Anyone who is in a position of authority at their company most likely feels as if the world is on their shoulders. Decisions, responsibility, and ultimately the results stop with them, which makes it vital for them to make the right call.
One of the best ways to alleviate this pressure is by developing leaders at their company, which doesn’t happen by accident. Leaders are created intentionally; here’s how it’s done.
Every company has people who seem to go above and beyond their regular work or demonstrate the ability to lead others to do so. It’s important to know the difference between people who are actually star players and those who only want the spotlight. Putting people in roles of responsibility that are only there for the power can lead to a self-serving glory-hound that will only do what is in their best interest. True superstars always look out for the team first.
Before a potential leader is placed in a position of authority, they have to be given a set of guidelines by which to develop. Teach them to evaluate risks, consider any possible alternatives to their course of action, and consider what the ramifications of their choices may be. It’s only once they’re able to see the big picture that they’ll be able to make the right decision.
Stay Hands Off
One of the worst things a current manager can do is to be overactive in their proteges design-making process. Too much guidance and they’ll never feel like they can stand on their own two feet, which only sets them up for a lifetime of low confidence. Resist the temptation to micromanage; instead, clearly define what the parameters are of their decision abilities (i.e. “any more than this, come ask me”) and step back. Allow them to make their own decisions – and failures – and only step in when you feel it’s necessary.
Keep Them Accountable
While a potential leader needs to be allowed to make their own decisions, they also need to be held accountable for what they’ve done.

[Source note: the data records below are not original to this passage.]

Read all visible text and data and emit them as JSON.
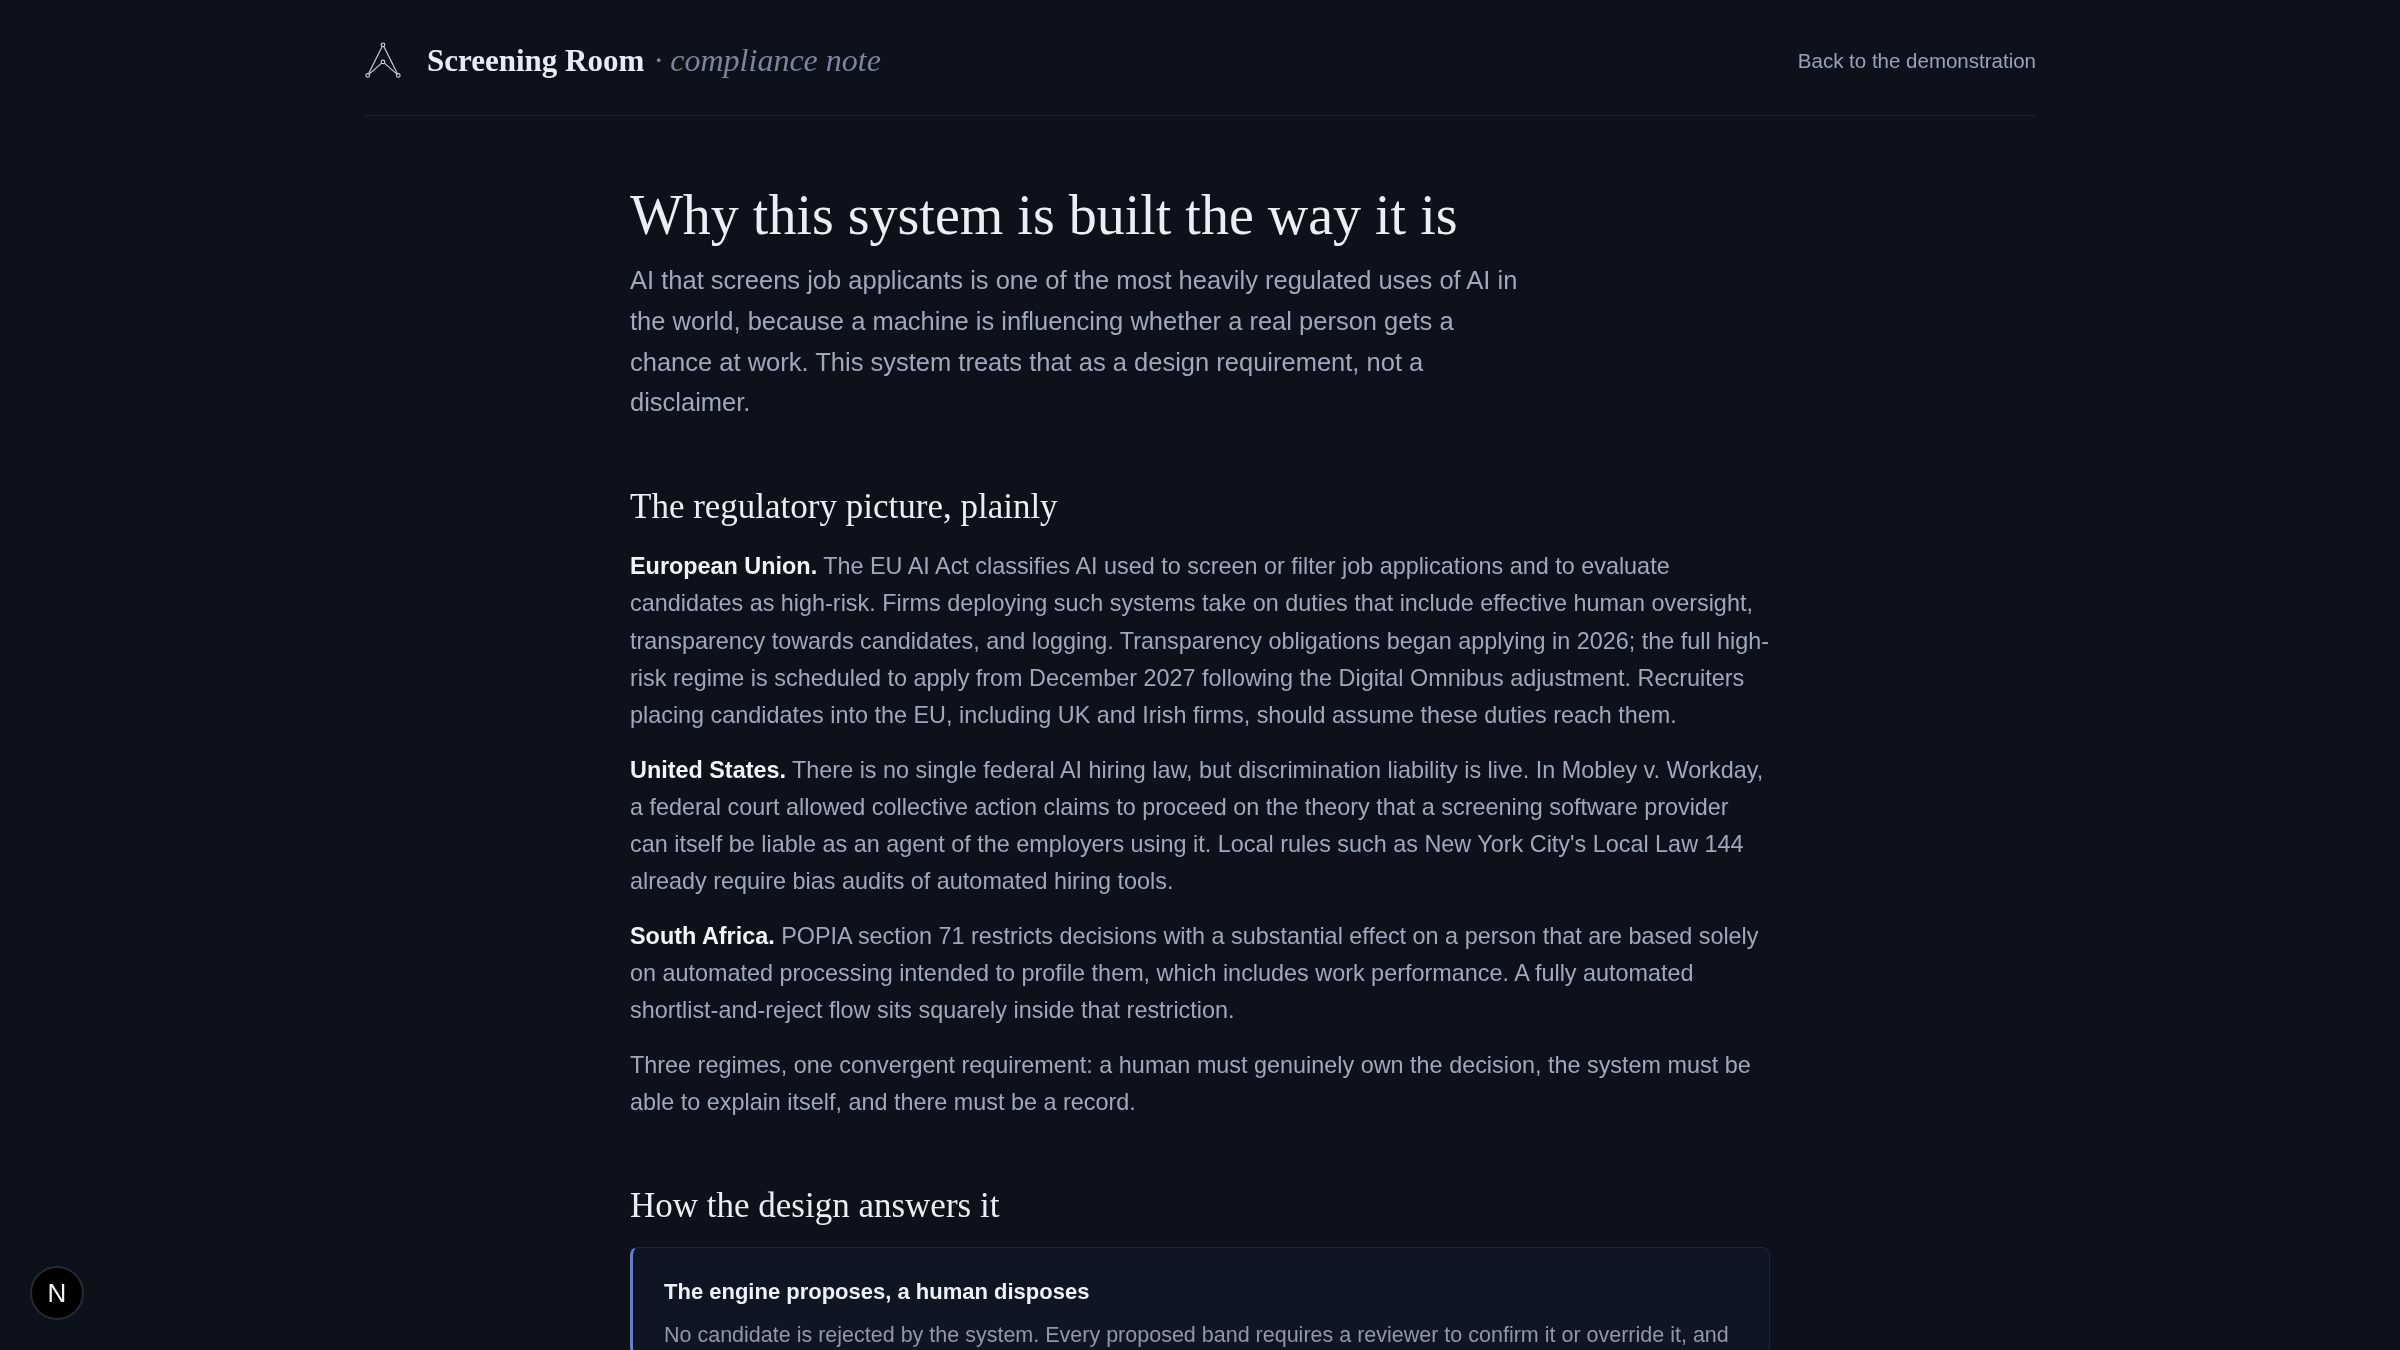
{
  "header": {
    "brand": "Screening Room",
    "subtitle": "· compliance note",
    "back_link": "Back to the demonstration"
  },
  "title": "Why this system is built the way it is",
  "intro": "AI that screens job applicants is one of the most heavily regulated uses of AI in the world, because a machine is influencing whether a real person gets a chance at work. This system treats that as a design requirement, not a disclaimer.",
  "sections": [
    {
      "heading": "The regulatory picture, plainly",
      "paragraphs": [
        "**European Union.** The EU AI Act classifies AI used to screen or filter job applications and to evaluate candidates as high-risk. Firms deploying such systems take on duties that include effective human oversight, transparency towards candidates, and logging. Transparency obligations began applying in 2026; the full high-risk regime is scheduled to apply from December 2027 following the Digital Omnibus adjustment. Recruiters placing candidates into the EU, including UK and Irish firms, should assume these duties reach them.",
        "**United States.** There is no single federal AI hiring law, but discrimination liability is live. In Mobley v. Workday, a federal court allowed collective action claims to proceed on the theory that a screening software provider can itself be liable as an agent of the employers using it. Local rules such as New York City's Local Law 144 already require bias audits of automated hiring tools.",
        "**South Africa.** POPIA section 71 restricts decisions with a substantial effect on a person that are based solely on automated processing intended to profile them, which includes work performance. A fully automated shortlist-and-reject flow sits squarely inside that restriction.",
        "Three regimes, one convergent requirement: a human must genuinely own the decision, the system must be able to explain itself, and there must be a record."
      ]
    },
    {
      "heading": "How the design answers it",
      "cards": [
        {
          "title": "The engine proposes, a human disposes",
          "text": "No candidate is rejected by the system. Every proposed band requires a reviewer to confirm it or override it, and"
        }
      ]
    }
  ],
  "dev_badge": {
    "label": "N"
  }
}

If they haven’t met expectations, tell them in a way that makes them want to do better instead of tearing them down. At the end of the day, deadlines and budgets matter, and they need to know that.